". . . and having done all . . . stand firm." Eph. 6:13


Protect Life, Without Exceptions (Part 3): Treating an Ectopic Pregnancy Is Not an Abortion

September 2, 2022

This is part three of a seven-part series. Read part one and part two.

In the weeks following the overturn of Roe v. Wade, the abortion industry has ruthlessly sought to sell the lie that treatment for an ectopic pregnancy is the same thing as abortion. When combatting this deception with the truth, it can be helpful to know the story of a couple who experienced the heartbreak of ectopic pregnancy, so that it is not hypothetical, but concrete. This is the story of Sean and Emily’s ectopic pregnancy — a tragedy that will impact the rest of their lives.

Emily learned she was pregnant with the couple’s third child in November 2021. After two prior pregnancies, she knew how her body responded to an unborn child, and a few weeks after her positive test, something just felt off. Her ultrasound revealed her unborn baby did not have a heartbeat. That moment, Emily recalled, “was kind of this in between. Horrible. You still have some hope, but you’re also aware that this could be really bad.”

A week or two later, Emily miscarried.

Though confident that her unborn child had passed from her body, a desire for closure and certainty sent Emily back for an ultrasound where the radiologist delivered unexpected news — there was a second embryo in Emily’s fallopian tube.

Stunned, she called her husband and rushed to the emergency room where doctors began considering how to save her life. Currently, there are treatments that will save the life of the mother, but at this time, there is no treatment for ectopic pregnancy that will save the life of the unborn child.

While trying to discern which treatment was the best option to save Emily, both parents took their child into account as well. “We made sure there was no heartbeat, which opened up all the options on the table, instead of limiting the options that we had. We asked a lot of questions. We wanted to understand the treatment options.” Sean said.

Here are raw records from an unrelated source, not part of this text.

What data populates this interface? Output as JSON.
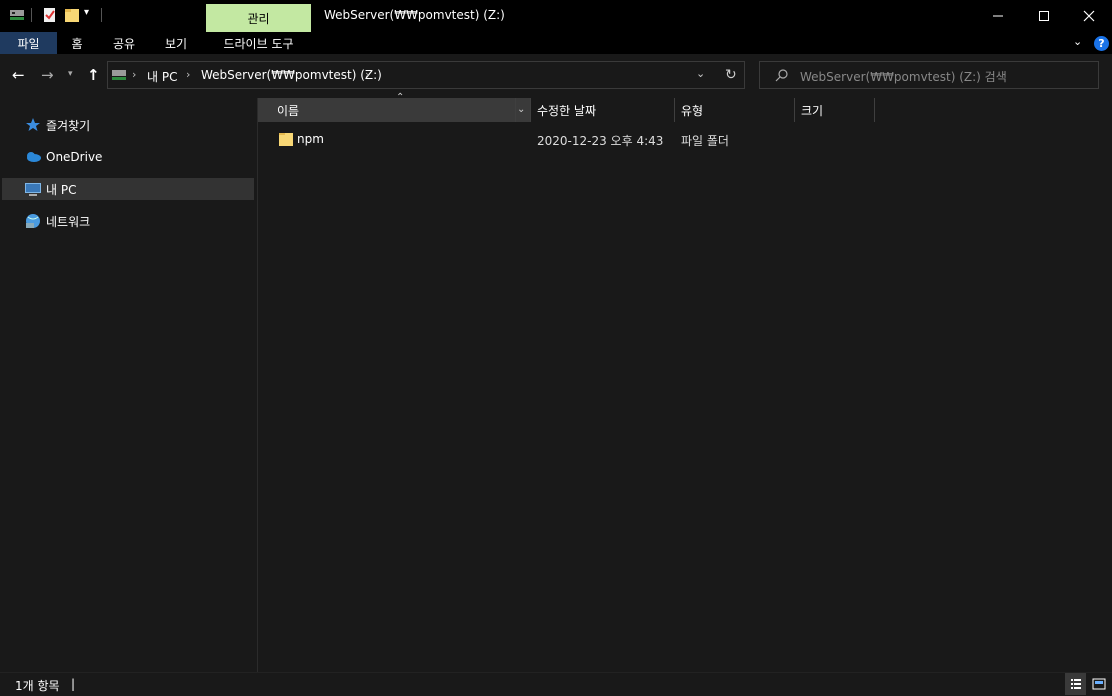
{
  "window": {
    "title": "WebServer(₩₩pomvtest) (Z:)",
    "context_tab": "관리"
  },
  "ribbon": {
    "tabs": [
      "파일",
      "홈",
      "공유",
      "보기",
      "드라이브 도구"
    ],
    "help": "?"
  },
  "address": {
    "crumbs": [
      "내 PC",
      "WebServer(₩₩pomvtest) (Z:)"
    ],
    "search_placeholder": "WebServer(₩₩pomvtest) (Z:) 검색"
  },
  "nav": {
    "items": [
      {
        "label": "즐겨찾기",
        "icon": "star-icon"
      },
      {
        "label": "OneDrive",
        "icon": "cloud-icon"
      },
      {
        "label": "내 PC",
        "icon": "computer-icon"
      },
      {
        "label": "네트워크",
        "icon": "network-icon"
      }
    ]
  },
  "table": {
    "columns": [
      "이름",
      "수정한 날짜",
      "유형",
      "크기"
    ],
    "rows": [
      {
        "name": "npm",
        "date": "2020-12-23 오후 4:43",
        "type": "파일 폴더",
        "size": ""
      }
    ]
  },
  "status": {
    "count": "1개 항목",
    "cursor": "|"
  },
  "colors": {
    "accent_tab": "#1f3a5f",
    "context_tab": "#c3e8a2",
    "folder": "#f8d775",
    "help": "#1a73e8"
  }
}
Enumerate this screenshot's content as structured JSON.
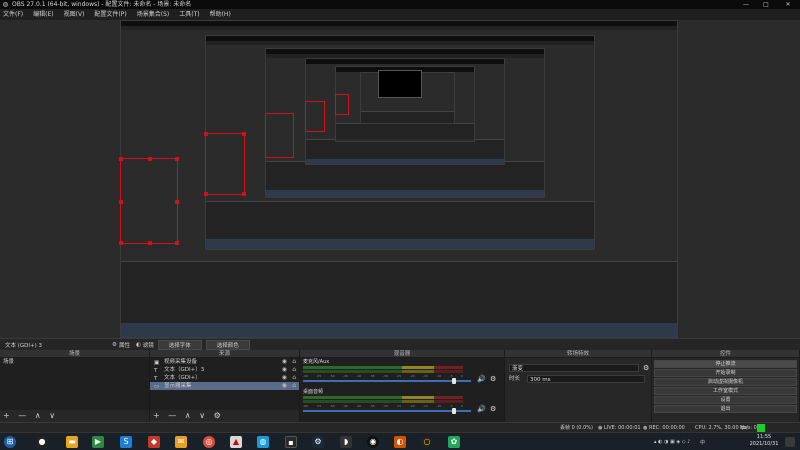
{
  "window": {
    "title": "OBS 27.0.1 (64-bit, windows) - 配置文件: 未命名 - 场景: 未命名",
    "controls": [
      "—",
      "□",
      "✕"
    ]
  },
  "menu": [
    "文件(F)",
    "编辑(E)",
    "视图(V)",
    "配置文件(P)",
    "场景集合(S)",
    "工具(T)",
    "帮助(H)"
  ],
  "source_toolbar": {
    "selected_source": "文本 (GDI+) 3",
    "properties_label": "属性",
    "filters_label": "滤镜",
    "select_font_label": "选择字体",
    "select_color_label": "选择颜色"
  },
  "scenes": {
    "header": "场景",
    "items": [
      "场景"
    ]
  },
  "sources": {
    "header": "来源",
    "items": [
      {
        "name": "视频采集设备",
        "icon": "camera-icon"
      },
      {
        "name": "文本（GDI+）3",
        "icon": "text-icon"
      },
      {
        "name": "文本（GDI+）",
        "icon": "text-icon"
      },
      {
        "name": "显示器采集",
        "icon": "monitor-icon",
        "selected": true
      }
    ]
  },
  "mixer": {
    "header": "混音器",
    "channels": [
      {
        "name": "麦克风/Aux",
        "level": 0.9
      },
      {
        "name": "桌面音频",
        "level": 0.9
      }
    ],
    "ticks": [
      "-60",
      "-55",
      "-50",
      "-45",
      "-40",
      "-35",
      "-30",
      "-25",
      "-20",
      "-15",
      "-10",
      "-5",
      "0"
    ]
  },
  "transitions": {
    "header": "转场特效",
    "type": "渐变",
    "duration_label": "时长",
    "duration_value": "300 ms"
  },
  "controls": {
    "header": "控件",
    "buttons": [
      "停止推流",
      "开始录制",
      "启动虚拟摄像机",
      "工作室模式",
      "设置",
      "退出"
    ]
  },
  "dock_footer_glyphs": "+ — ∧ ∨",
  "status": {
    "dropped_frames": "丢帧 0 (0.0%)",
    "live": "LIVE: 00:00:01",
    "rec": "REC: 00:00:00",
    "cpu": "CPU: 2.7%, 30.00 fps",
    "kbps": "kb/s: 0"
  },
  "taskbar": {
    "clock_time": "11:55",
    "clock_date": "2021/10/31",
    "tray_lang": "中"
  },
  "colors": {
    "accent_blue": "#3c6fb5",
    "live_green": "#1fcc2b",
    "selection_red": "#d0101a"
  }
}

There are multiple ways to treat ectopic pregnancy. If the pregnancy is very early and the mother’s blood tests show her HCG level is low, doctors may use methotrexate, a chemotherapeutic drug that attacks a vital organ of the embryo. If the unborn child is alive, this drug directly causes the embryo’s death. Furthermore, if the embryo is alive, there is a 35% failure rate with the use of methotrexate, requiring surgery, often as an emergency putting the mother’s life in jeopardy.

Thus, in the case of a living embryo, the moral and safest option for the mother is to forgo methotrexate and operate by either opening the fallopian tube and removing the embryo and placental tissue (salpingostomy) or removing the entire tube (salpingectomy). If the embryo is not alive, however, doctors may opt to use methotrexate to safely and morally treat the ectopic pregnancy.

Emily’s doctors determined there was no heartbeat, and her HCG was low enough to use methotrexate. Her unborn child had likely died weeks earlier. She remembered, “For our particular case, I was never like ‘Oh my gosh, can I do this? Is it the right thing?’ When I knew that there was no heartbeat, I was just praying that my body’s HCG levels were low enough to just allow the use of the medication because that’s just the least amount of trauma.” 

Whatever the treatment plan, in an ectopic pregnancy, the intention of the doctors is always to save the life of the mother, not to kill the child. In 90% of ectopic pregnancies — including Emily’s — the unborn child has died prior to the discovery that the pregnancy is ectopic. In cases where the embryo is still alive, the surgery to save the mother’s life may result in the death of the child, but unlike in an abortion, the procedure itself is not intended to — and does not — directly kill the child. Importantly, the mother’s life is saved by the separation of the unborn child from the place of implantation outside the uterus — not by the death of the embryo.

Thankfully, in Emily and Sean’s case, the methotrexate worked, and Emily’s life was saved. As Emily described, what happened in those 24 hours will take years to process, but there’s a peace about it all. “Bringing life into the world and losing it, is part of being a mother. It doesn’t make it easier but somehow it sort of helps you carry the load and recognize God will give you special graces as a mother because being a mother is all of that — it encompasses loss. Saying yes to life is truly being open to both. Our faith in God helps to take steps without asking why. … The Lord gives, and he takes away.” 

To parents who may one day face an ectopic pregnancy, Sean advised, “You don’t want to look at your doctors as a problem. They’re trying to help you, and they will listen to the moral concerns that you have. There is a team aspect there.”

Often lost in conversations on ectopic pregnancy is the tragedy of the unborn child’s death. The words, “non-viable pregnancy” are used to describe the embryo implanted outside of the uterus whose death is a medical certainty, but for Emily and Sean, that “non-viable pregnancy” was their child. As a mom, Emily added, “Acknowledging this person existed — this person is part of our family — that’s a really important step in healing. Find a way to heal and honor the baby that you lost.”

Read part four.

Mary Szoch is the Director of the Center for Human Dignity at Family Research Council.